§ **TASK DATA**

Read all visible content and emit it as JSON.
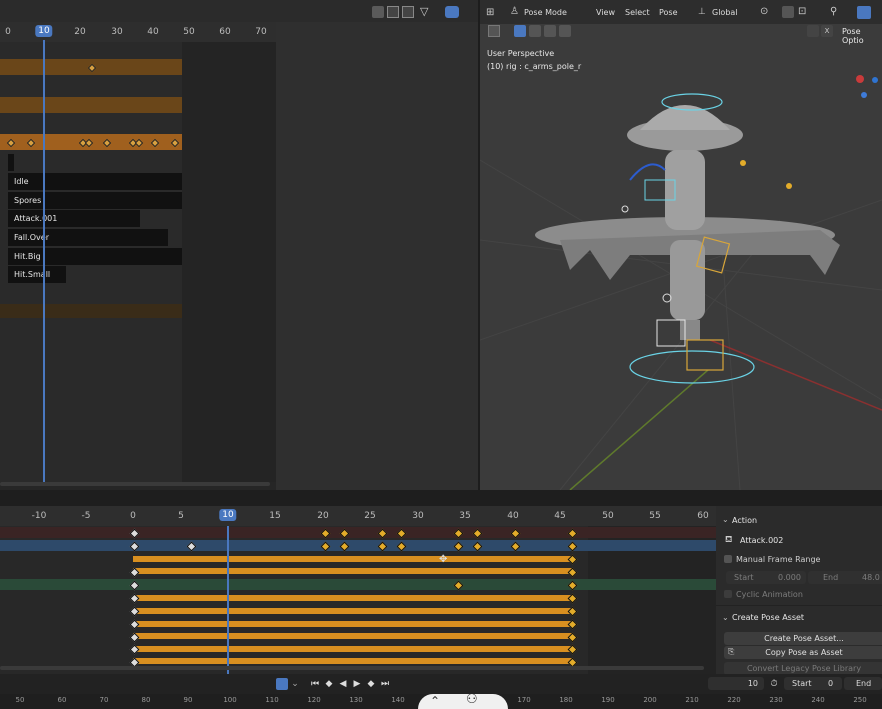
{
  "nla": {
    "ruler_ticks": [
      "0",
      "10",
      "20",
      "30",
      "40",
      "50",
      "60",
      "70"
    ],
    "current_frame": "10",
    "actions": [
      "Idle",
      "Spores",
      "Attack.001",
      "Fall.Over",
      "Hit.Big",
      "Hit.Small"
    ]
  },
  "viewport": {
    "mode": "Pose Mode",
    "menus": [
      "View",
      "Select",
      "Pose"
    ],
    "orientation": "Global",
    "pose_options": "Pose Optio",
    "view_name": "User Perspective",
    "context": "(10) rig : c_arms_pole_r"
  },
  "dopesheet": {
    "ruler_ticks": [
      "-10",
      "-5",
      "0",
      "5",
      "10",
      "15",
      "20",
      "25",
      "30",
      "35",
      "40",
      "45",
      "50",
      "55",
      "60"
    ],
    "current_frame": "10"
  },
  "panel": {
    "action_header": "Action",
    "action_name": "Attack.002",
    "manual_frame_range": "Manual Frame Range",
    "start_label": "Start",
    "start_value": "0.000",
    "end_label": "End",
    "end_value": "48.0",
    "cyclic": "Cyclic Animation",
    "create_pose_header": "Create Pose Asset",
    "create_pose_btn": "Create Pose Asset...",
    "copy_pose_btn": "Copy Pose as Asset",
    "convert_legacy": "Convert Legacy Pose Library"
  },
  "timeline": {
    "current_frame": "10",
    "start_label": "Start",
    "start_value": "0",
    "end_label": "End"
  },
  "bottom_ruler": [
    "50",
    "60",
    "70",
    "80",
    "90",
    "100",
    "110",
    "120",
    "130",
    "140",
    "150",
    "160",
    "170",
    "180",
    "190",
    "200",
    "210",
    "220",
    "230",
    "240",
    "250"
  ],
  "colors": {
    "accent": "#4a78c0",
    "orange": "#d88f20",
    "keyframe": "#e3ac2a"
  }
}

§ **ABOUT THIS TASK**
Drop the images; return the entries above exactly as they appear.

§ **REPLY**
Read all visible content and emit it as JSON.
{
  "nla": {
    "ruler_ticks": [
      "0",
      "10",
      "20",
      "30",
      "40",
      "50",
      "60",
      "70"
    ],
    "current_frame": "10",
    "actions": [
      "Idle",
      "Spores",
      "Attack.001",
      "Fall.Over",
      "Hit.Big",
      "Hit.Small"
    ]
  },
  "viewport": {
    "mode": "Pose Mode",
    "menus": [
      "View",
      "Select",
      "Pose"
    ],
    "orientation": "Global",
    "pose_options": "Pose Optio",
    "view_name": "User Perspective",
    "context": "(10) rig : c_arms_pole_r"
  },
  "dopesheet": {
    "ruler_ticks": [
      "-10",
      "-5",
      "0",
      "5",
      "10",
      "15",
      "20",
      "25",
      "30",
      "35",
      "40",
      "45",
      "50",
      "55",
      "60"
    ],
    "current_frame": "10"
  },
  "panel": {
    "action_header": "Action",
    "action_name": "Attack.002",
    "manual_frame_range": "Manual Frame Range",
    "start_label": "Start",
    "start_value": "0.000",
    "end_label": "End",
    "end_value": "48.0",
    "cyclic": "Cyclic Animation",
    "create_pose_header": "Create Pose Asset",
    "create_pose_btn": "Create Pose Asset...",
    "copy_pose_btn": "Copy Pose as Asset",
    "convert_legacy": "Convert Legacy Pose Library"
  },
  "timeline": {
    "current_frame": "10",
    "start_label": "Start",
    "start_value": "0",
    "end_label": "End"
  },
  "bottom_ruler": [
    "50",
    "60",
    "70",
    "80",
    "90",
    "100",
    "110",
    "120",
    "130",
    "140",
    "150",
    "160",
    "170",
    "180",
    "190",
    "200",
    "210",
    "220",
    "230",
    "240",
    "250"
  ],
  "colors": {
    "accent": "#4a78c0",
    "orange": "#d88f20",
    "keyframe": "#e3ac2a"
  }
}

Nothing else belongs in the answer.